Here’s  today’s Facebook Livecast:

A lot of folks call the office to say that they just “want to get their ducks in a row”.

Usually what they mean by this is that they want to do whatever type of planning is necessary to protect them from many of the bad things that they have seen happen to others when they didn’t plan.  For sake of our very short blog discussion, we identify the following 3 Bad Things:

  1. Probate.  This is not necessarily bad, but it’s usually something that you want to avoid, if at all possible.  Probate is a judicial process (you’re in a Court, which is a clue) and is very time consuming, expensive and not a lot of fun.  The Probate process is often required to transfer ownership of assets from one generation to another pursuant to your will or state law.  Fortunately, this process can typically be avoided with a little pre-planning that we will talk about in a future blog post.
  2. “Losing it to the Nursing Home”.  This is not the correct phrasing, but it’s the way that most people refer to the spend down process.  The truth is that Nursing Homes are the good guys – they just want to be paid.  Sometimes Medicare pays for the first several days if you have a qualifying hospital stay first.  After this, you start paying out of pocket until you qualify for Medicaid.  The trouble is that people often (unnecessarily) spend down everything to qualify for Medicaid assistance to help pay for nursing home care.  With proper planning, this can often be avoided.

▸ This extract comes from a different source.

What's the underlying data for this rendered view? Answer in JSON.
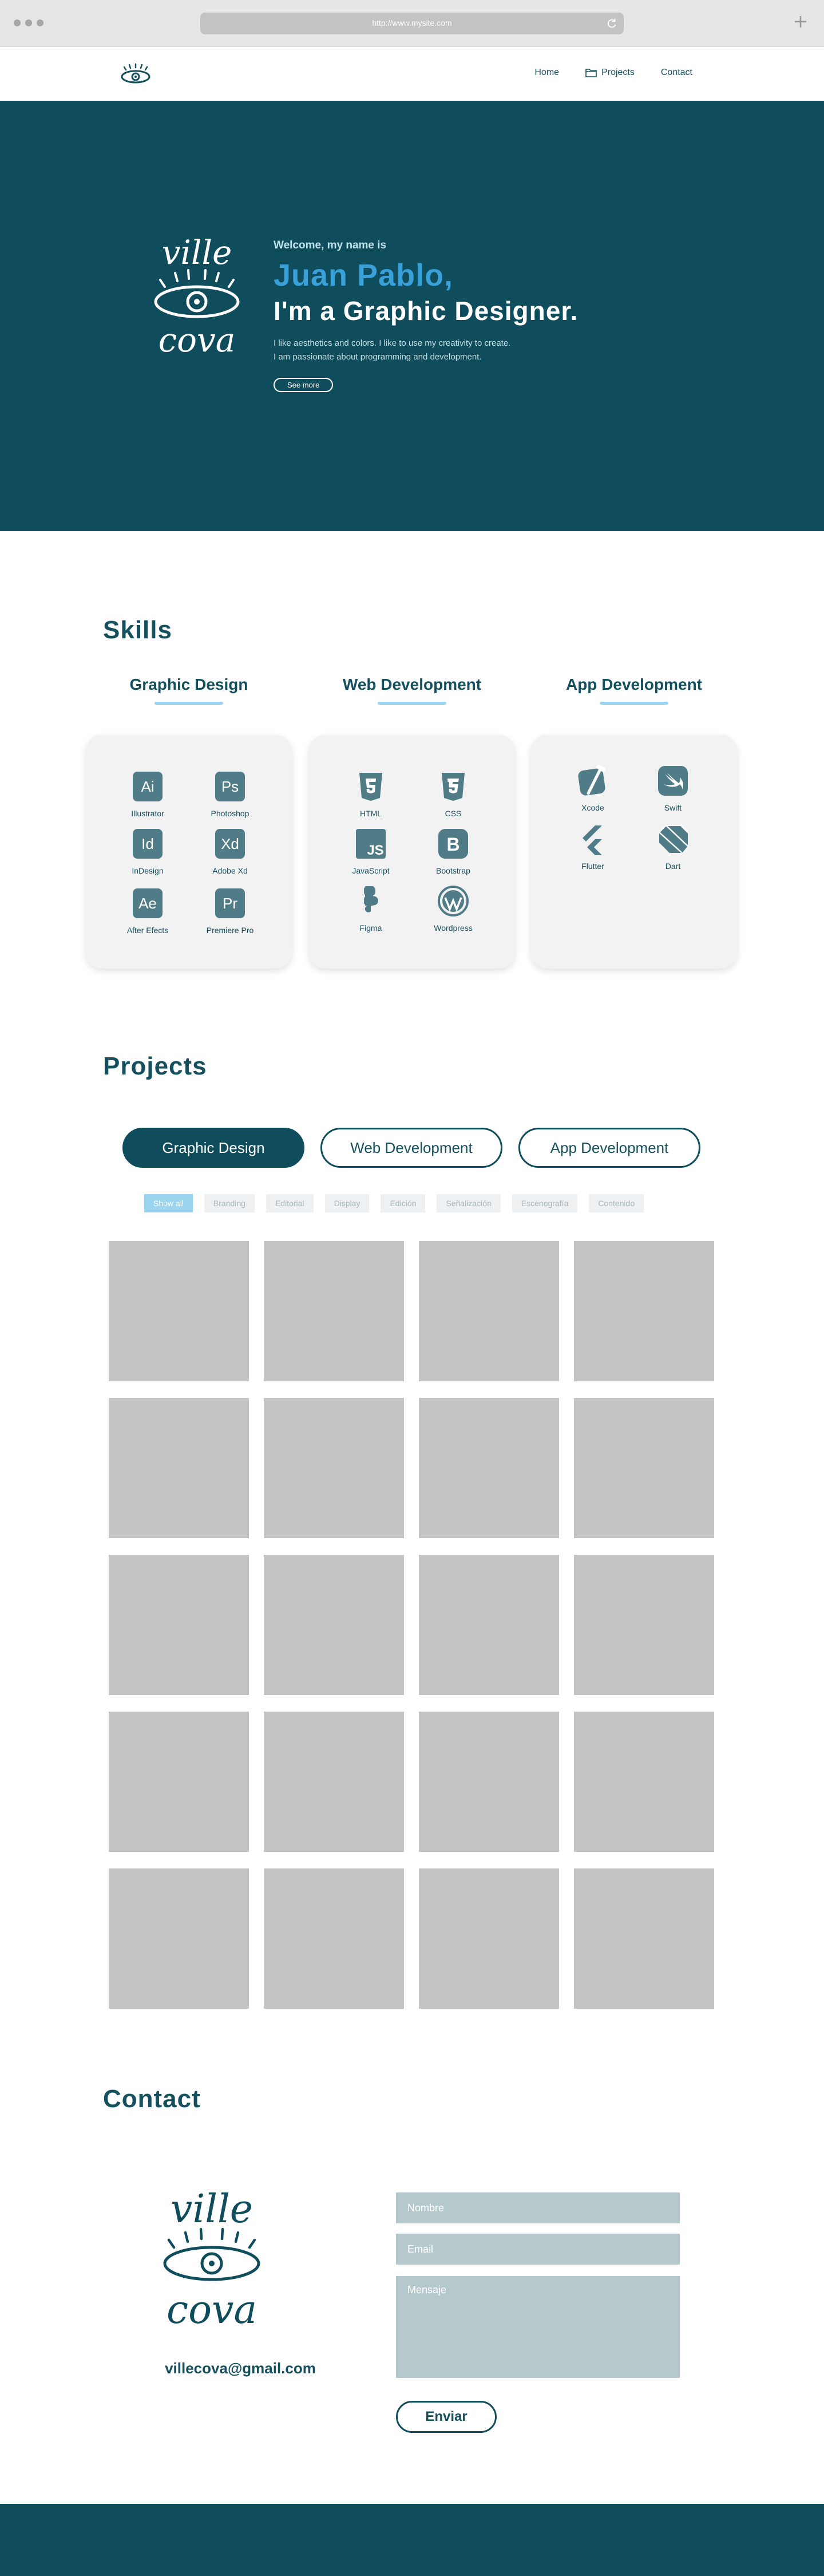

  1. Avoiding an Asset Freeze when your loved one loses capacity. I have heard many spouses say, “We have been married for 50+ years.  I know what he wants!!!”  Yes, that is probably true.  But they often find out quickly that they cannot act on their loved one’s behalf without a properly executed power of attorney.  If your loved one has an IRA or other assets is his/her own name. You may not be able to access the money to use for their care without a properly prepared power of attorney.  When they lose capacity, they lose the power to execute legal documents.  In such cases, another Court proceeding, called guardianship may be required. To give the authority to act on your loved one’s behalf.  By the way, the same reasoning hold true for inability to make healthcare decisions without good health care documents.